In Brattleboro, Residents At Odds Over What To Do About Panhandlers

Oct 6, 2017

A conversation in Brattleboro about panhandling has led to some tough debates over homelessness, mental illness, drug addiction, but there's still no consensus on what to do about people in the street asking for money.

A few months ago some Brattleboro residents asked the selectboard to do something about the number of people panhandling downtown.

People said they felt unsafe, and that they hoped the town could come up with a solution.

Selectboard chairwoman Kate O'Connor says the board is working to come up with some solutions.

"Obviously we don't want it to be happening here because it makes some people uncomfortable," says O'Connor. "So I think as community leaders it's incumbent upon us to listen to what the public's concerns are and do what we can to help."

Landing on an appropriate course of action, however, has been a challenge.

The board considered printing a flyer that would be distributed around town, and even that caused controversy.

Some area social service groups refused to be included because they said the wording was too harsh, and that it stigmatized people who panhandled.

O'Connor says the town is still trying to figure out its role in tackling the problem.

"It's hard to  know, why are they there? You know, do they choose to be there, or are they down on their luck. Is it poverty? So I think it's just a deeper issue than seeing somebody on the street, holding a sign. And so I think that's what people struggle with, is figuring out how do deal with those bigger issues or the underlying issues to some of this," O'Connor says.

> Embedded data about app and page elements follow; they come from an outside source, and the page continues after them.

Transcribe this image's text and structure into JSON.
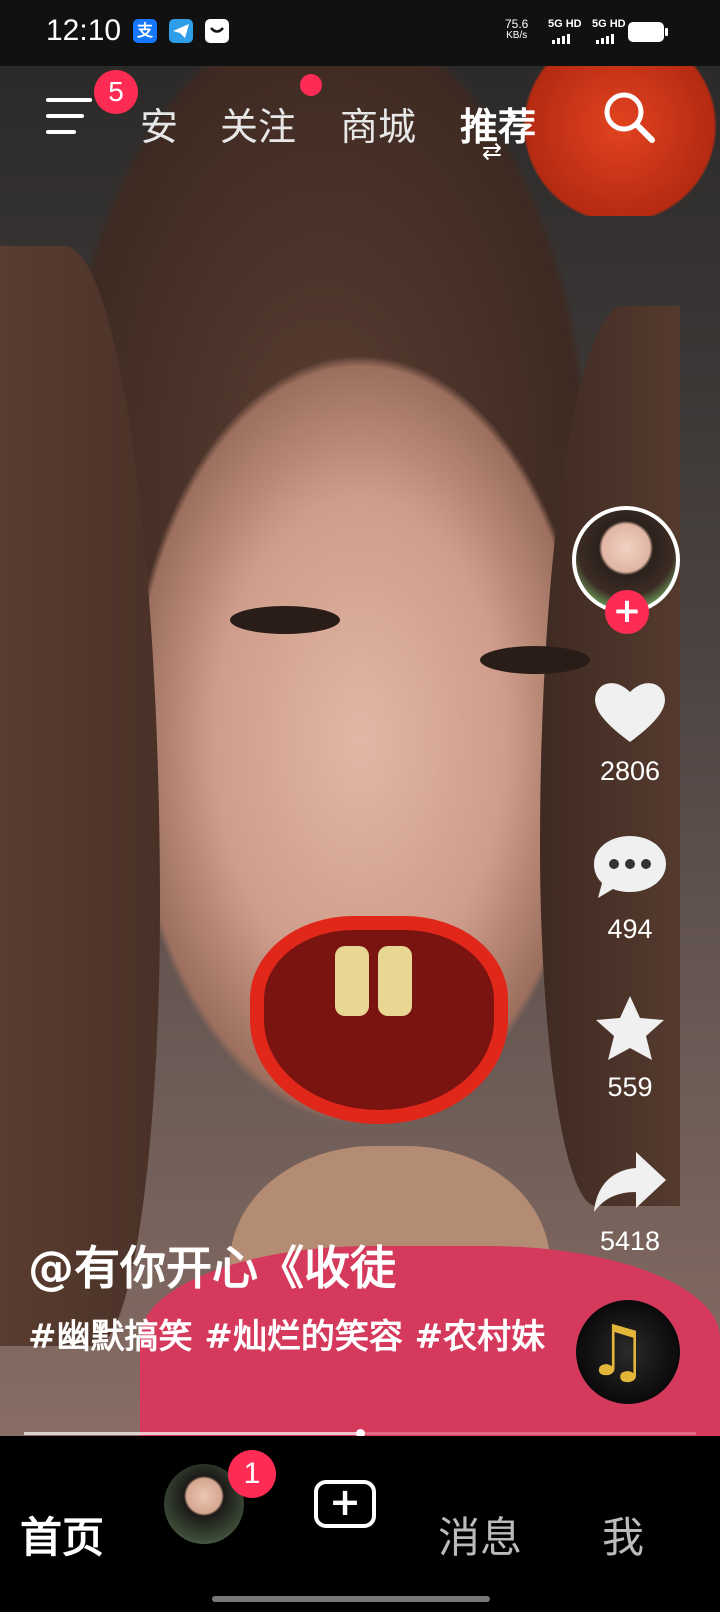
{
  "status_bar": {
    "time": "12:10",
    "net_speed": "75.6",
    "net_unit": "KB/s",
    "signal1": "5G HD",
    "signal2": "5G HD"
  },
  "top_nav": {
    "menu_badge": "5",
    "tabs": [
      {
        "label": "安"
      },
      {
        "label": "关注"
      },
      {
        "label": "商城"
      },
      {
        "label": "推荐"
      }
    ],
    "active_tab": "推荐"
  },
  "video": {
    "author": "@有你开心《收徒",
    "description": "#幽默搞笑 #灿烂的笑容 #农村妹",
    "progress": 0.5
  },
  "rail": {
    "likes": "2806",
    "comments": "494",
    "favorites": "559",
    "shares": "5418",
    "follow_symbol": "+"
  },
  "bottom_nav": {
    "home": "首页",
    "badge": "1",
    "create_symbol": "+",
    "messages": "消息",
    "me": "我"
  },
  "colors": {
    "accent": "#fe2c55",
    "background": "#000000"
  }
}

"Obviously we don't want it to be happening here because it makes some people uncomfortable. So I think as community leaders it's incumbent upon us to listen to what the public's concerns are and do what we can to help." — Kate O'Connor, Brattleboro Selectboard chairwoman

Dick Degray's family owns a Main Street gift shop and he says the big social issues that might be leading to panhandling need to be addressed.

But he wants the selectboard to do something, now, to make sure people feel safe and comfortable walking the streets of Brattleboro.

"This issue is about safety, and it's about people saying that they don't feel comfortable right now in our town," DeGray says. "And I believe that the issue has been sidetracked to talk about all kinds of different social issues. And whether it's affordability, whether it's  poverty, whether it's drug addiction. And  I think that what happened to this, is that it got pulled in all different directions and to me that's what made it a polarizing issue."

James Douglas says he moved to Brattleboro about six months ago. He's homeless, and he says panhandling, right now, is his only option for getting some cash.

" I'm trying to get myself up on my feet," he says. "Occasionally I come out here and I panhandle so that I can pay the bills that unfortunately our society dictates we must have because this is a capitalist society."

Douglas lives in a tent, and he says he's paying attention to the town wide discussion.
He says all the talk has affected the money he's able to collect on the streets of Brattleboro.

"It seems more and more people are turning sour because the publicity that it's getting is that it's all about drug addicts, and that you're feeding drug addicts and drug addicts are bad," Douglas says. "But it's really not the fact that drug addicts are bad. All of these people are good people, but they have bad things going on in their lives."

 The one thing that everyone agrees on is that, in the United States, panhandling is legal.

Brattleboro Police Chief Mike Fitzgerald, left, and Officer Colby Kerylow, check out a section of Brattleboro that's a known spot for drug use.
Credit Howard Weiss-Tisman / VPR

Brattleboro Police Chief Mike Fitzgerald says panhandling is protected by the First Amendment.

He's been actively working with area social service agencies, town officials, and some volunteers to address the problem.

Fitzgerald says there are lines that panhandlers can't cross, and if anyone is hassled or physically threatened, his officers will respond.

But he says those who feel uncomfortable with people in the street asking for money should probably take the long view, and be patient.

"Remember, there's a lot of people working behind the scenes, and in front of the scenes, on addressing this symptom of what is actually at the core," he says. " We have to address what's causing them to panhandle and then we can look at getting them away from having to panhandle."

The town is considering a few options, including starting a jobs program, or maybe installing donation boxes around town for those who do want to give money to help out people who need it.

 The selectboard is expected to continue this discussion at their next meeting.